_Web page and app entries_
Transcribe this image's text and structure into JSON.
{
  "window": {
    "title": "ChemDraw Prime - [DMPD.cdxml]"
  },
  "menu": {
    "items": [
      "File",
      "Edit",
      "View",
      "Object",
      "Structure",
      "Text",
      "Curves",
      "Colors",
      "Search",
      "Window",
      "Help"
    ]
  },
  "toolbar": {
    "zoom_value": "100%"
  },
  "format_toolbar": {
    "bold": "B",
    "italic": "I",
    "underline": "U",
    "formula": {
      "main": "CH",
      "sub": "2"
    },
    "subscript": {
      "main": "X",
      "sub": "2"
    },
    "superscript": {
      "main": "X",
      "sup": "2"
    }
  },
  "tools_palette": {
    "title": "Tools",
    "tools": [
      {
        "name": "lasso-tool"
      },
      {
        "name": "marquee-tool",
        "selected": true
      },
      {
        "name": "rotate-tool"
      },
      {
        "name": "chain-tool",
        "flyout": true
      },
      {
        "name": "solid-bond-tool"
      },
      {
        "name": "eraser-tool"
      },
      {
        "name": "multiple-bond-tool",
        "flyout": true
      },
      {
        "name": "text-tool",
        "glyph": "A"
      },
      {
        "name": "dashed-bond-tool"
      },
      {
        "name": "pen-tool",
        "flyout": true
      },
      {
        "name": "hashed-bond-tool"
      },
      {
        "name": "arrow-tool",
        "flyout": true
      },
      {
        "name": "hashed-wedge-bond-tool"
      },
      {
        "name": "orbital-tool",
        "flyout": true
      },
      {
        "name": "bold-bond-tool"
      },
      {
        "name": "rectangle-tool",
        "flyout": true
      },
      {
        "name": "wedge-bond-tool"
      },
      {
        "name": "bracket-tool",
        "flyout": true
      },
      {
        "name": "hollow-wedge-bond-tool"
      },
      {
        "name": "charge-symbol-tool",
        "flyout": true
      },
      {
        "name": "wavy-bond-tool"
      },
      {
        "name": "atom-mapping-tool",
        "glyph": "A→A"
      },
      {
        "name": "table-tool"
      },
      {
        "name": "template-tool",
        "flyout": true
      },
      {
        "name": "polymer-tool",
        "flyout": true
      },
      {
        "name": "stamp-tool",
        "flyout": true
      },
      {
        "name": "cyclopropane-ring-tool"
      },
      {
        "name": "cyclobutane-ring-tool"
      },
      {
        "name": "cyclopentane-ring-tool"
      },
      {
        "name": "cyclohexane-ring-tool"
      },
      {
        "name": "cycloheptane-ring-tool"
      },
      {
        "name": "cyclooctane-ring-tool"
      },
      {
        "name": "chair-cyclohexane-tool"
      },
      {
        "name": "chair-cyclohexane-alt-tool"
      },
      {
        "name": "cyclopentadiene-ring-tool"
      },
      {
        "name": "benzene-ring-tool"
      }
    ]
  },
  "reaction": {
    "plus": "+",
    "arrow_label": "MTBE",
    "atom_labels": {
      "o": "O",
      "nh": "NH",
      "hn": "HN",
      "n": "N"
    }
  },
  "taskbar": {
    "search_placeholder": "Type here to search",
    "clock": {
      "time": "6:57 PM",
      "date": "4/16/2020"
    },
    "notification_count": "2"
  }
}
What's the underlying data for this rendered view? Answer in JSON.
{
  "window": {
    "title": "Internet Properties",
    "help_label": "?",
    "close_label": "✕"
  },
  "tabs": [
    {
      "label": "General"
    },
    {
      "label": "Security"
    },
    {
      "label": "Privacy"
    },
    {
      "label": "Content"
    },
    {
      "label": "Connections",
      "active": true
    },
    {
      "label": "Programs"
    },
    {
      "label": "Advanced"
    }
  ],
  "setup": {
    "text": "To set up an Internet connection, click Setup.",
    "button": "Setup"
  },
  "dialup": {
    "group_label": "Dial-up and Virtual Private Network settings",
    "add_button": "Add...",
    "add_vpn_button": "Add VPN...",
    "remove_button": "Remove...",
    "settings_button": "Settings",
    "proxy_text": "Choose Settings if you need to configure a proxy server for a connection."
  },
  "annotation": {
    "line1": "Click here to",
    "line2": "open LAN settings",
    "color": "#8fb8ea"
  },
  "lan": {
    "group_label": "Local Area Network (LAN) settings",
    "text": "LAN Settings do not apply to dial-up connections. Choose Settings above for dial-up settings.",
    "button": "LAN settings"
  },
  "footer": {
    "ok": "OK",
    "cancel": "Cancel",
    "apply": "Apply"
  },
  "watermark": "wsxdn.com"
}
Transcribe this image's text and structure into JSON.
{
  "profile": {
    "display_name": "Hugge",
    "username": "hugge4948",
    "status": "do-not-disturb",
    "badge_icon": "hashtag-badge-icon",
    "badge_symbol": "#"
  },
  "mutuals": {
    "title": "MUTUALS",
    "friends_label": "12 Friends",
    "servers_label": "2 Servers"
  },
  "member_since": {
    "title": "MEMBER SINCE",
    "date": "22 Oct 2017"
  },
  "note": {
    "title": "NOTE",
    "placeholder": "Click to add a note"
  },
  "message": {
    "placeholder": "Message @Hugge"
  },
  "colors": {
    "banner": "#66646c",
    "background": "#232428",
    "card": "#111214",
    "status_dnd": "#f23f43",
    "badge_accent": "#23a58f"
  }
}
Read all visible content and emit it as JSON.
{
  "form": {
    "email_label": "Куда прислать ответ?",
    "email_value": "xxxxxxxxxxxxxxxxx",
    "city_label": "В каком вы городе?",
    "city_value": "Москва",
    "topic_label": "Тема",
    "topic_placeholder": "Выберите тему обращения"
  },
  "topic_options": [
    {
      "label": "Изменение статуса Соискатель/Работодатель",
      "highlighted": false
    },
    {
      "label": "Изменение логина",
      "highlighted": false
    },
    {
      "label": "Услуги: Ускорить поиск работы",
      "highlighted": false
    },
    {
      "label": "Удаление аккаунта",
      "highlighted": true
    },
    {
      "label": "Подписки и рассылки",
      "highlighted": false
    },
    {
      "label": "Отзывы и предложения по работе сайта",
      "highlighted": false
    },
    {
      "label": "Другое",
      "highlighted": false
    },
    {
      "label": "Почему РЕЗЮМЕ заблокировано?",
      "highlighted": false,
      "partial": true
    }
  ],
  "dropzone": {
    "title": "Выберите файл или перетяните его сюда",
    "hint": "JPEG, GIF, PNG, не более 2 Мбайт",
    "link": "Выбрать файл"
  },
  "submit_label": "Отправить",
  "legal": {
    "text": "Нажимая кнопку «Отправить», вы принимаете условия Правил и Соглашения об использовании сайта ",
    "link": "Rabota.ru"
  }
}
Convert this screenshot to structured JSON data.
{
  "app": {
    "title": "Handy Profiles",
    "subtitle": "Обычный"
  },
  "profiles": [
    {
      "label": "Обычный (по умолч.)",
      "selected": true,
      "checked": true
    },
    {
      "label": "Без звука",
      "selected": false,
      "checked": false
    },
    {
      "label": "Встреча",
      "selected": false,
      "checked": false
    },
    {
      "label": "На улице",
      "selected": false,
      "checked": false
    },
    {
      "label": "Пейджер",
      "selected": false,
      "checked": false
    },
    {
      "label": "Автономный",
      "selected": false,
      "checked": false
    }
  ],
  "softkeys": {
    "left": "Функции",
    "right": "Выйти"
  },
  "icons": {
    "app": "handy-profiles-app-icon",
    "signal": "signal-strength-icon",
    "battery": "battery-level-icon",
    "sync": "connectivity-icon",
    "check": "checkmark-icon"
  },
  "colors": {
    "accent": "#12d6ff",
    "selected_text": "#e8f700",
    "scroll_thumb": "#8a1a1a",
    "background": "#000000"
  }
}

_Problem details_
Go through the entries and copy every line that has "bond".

_Exercise solution_
        "name": "solid-bond-tool"
        "name": "multiple-bond-tool",
        "name": "dashed-bond-tool"
        "name": "hashed-bond-tool"
        "name": "hashed-wedge-bond-tool"
        "name": "bold-bond-tool"
        "name": "wedge-bond-tool"
        "name": "hollow-wedge-bond-tool"
        "name": "wavy-bond-tool"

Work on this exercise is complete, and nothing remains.